Perhaps a nudge isn't that good

Perhaps a nudge isn't that good

So, one of the most recent pieces of thinking on behaviour change - the idea of 'nudging' people towards different behaviour is now thought not to work - at least not in isolation. The idea forms the basis of the book "Nudge - improving decisions about health, wealth and happiness".

This on-trend theory proposes that by making it easier for people to opt for better choices they will - for example by putting fresh fruit at the supermarket checkout, not chocolate (personally, I would still seek the chocolate out wherever it was, so perhaps that's all the evidence you need! Ann)

It was reported today that a report due out later this week in the UK will say that it doesn't work and in fact it takes 20 - 25 years to change behaviour.  This has implications for the Big Society concept here in the UK where the government set up a 'nudge unit'

Of course we need to be mindful of any politics at work around this report, but it has been done by a sub group of the UK House of Lords science and technology sub committee so should be sound.

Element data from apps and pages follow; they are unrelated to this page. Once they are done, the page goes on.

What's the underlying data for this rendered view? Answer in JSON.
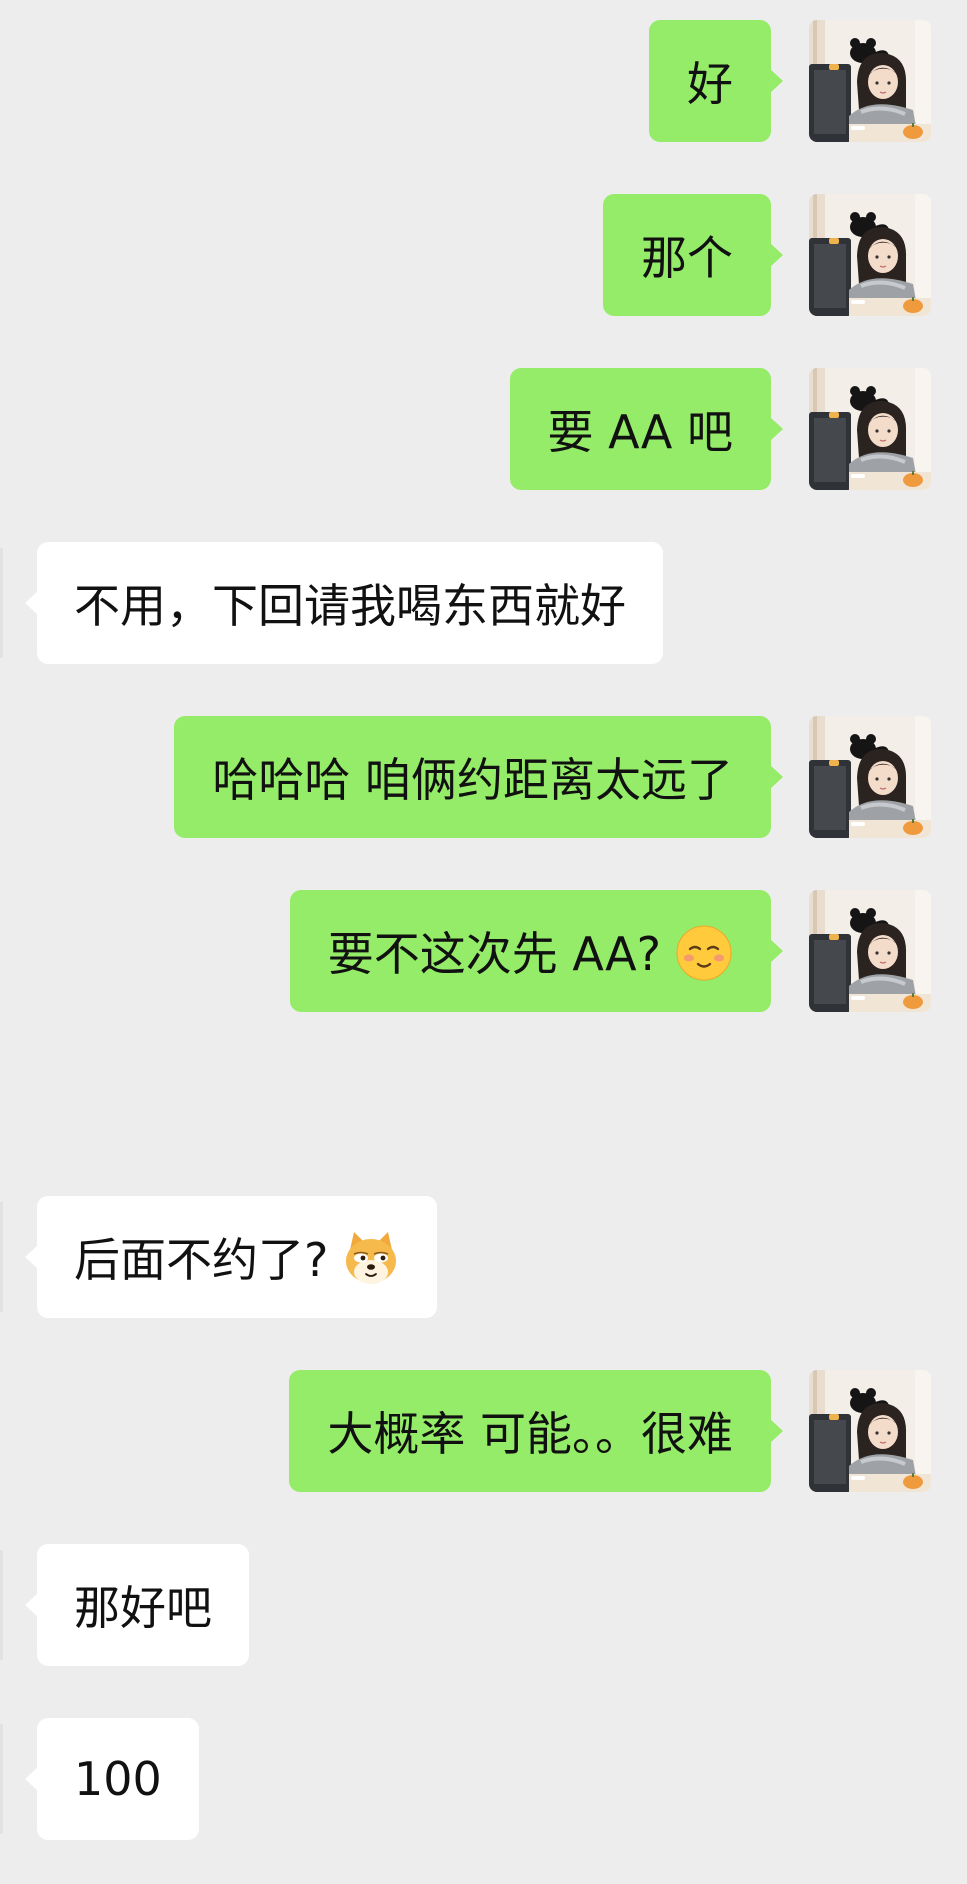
{
  "chat": {
    "messages": [
      {
        "sender": "me",
        "text": "好"
      },
      {
        "sender": "me",
        "text": "那个"
      },
      {
        "sender": "me",
        "text": "要 AA 吧"
      },
      {
        "sender": "other",
        "text": "不用，下回请我喝东西就好"
      },
      {
        "sender": "me",
        "text": "哈哈哈 咱俩约距离太远了"
      },
      {
        "sender": "me",
        "text": "要不这次先 AA?",
        "emoji": "blushing-smile-emoji"
      },
      {
        "sender": "other",
        "text": "后面不约了?",
        "emoji": "doge-emoji"
      },
      {
        "sender": "me",
        "text": "大概率 可能。。很难"
      },
      {
        "sender": "other",
        "text": "那好吧"
      },
      {
        "sender": "other",
        "text": "100"
      }
    ]
  },
  "colors": {
    "background": "#ededed",
    "outgoing_bubble": "#95ec69",
    "incoming_bubble": "#ffffff",
    "text": "#111111"
  },
  "icons": {
    "avatar": "user-avatar-illustration"
  }
}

So are we wasting our time with PR campaigns that set out to change behaviour? The report draws on the example of a campaign in the UK in the 1970s to get people to wear seat belts - it only worked when legislation was brought in. Here in the UK and across Europe, we could perhaps say the same about stopping smoking - how much more powerful is a ban on smoking in public places as a driver of behaviour change?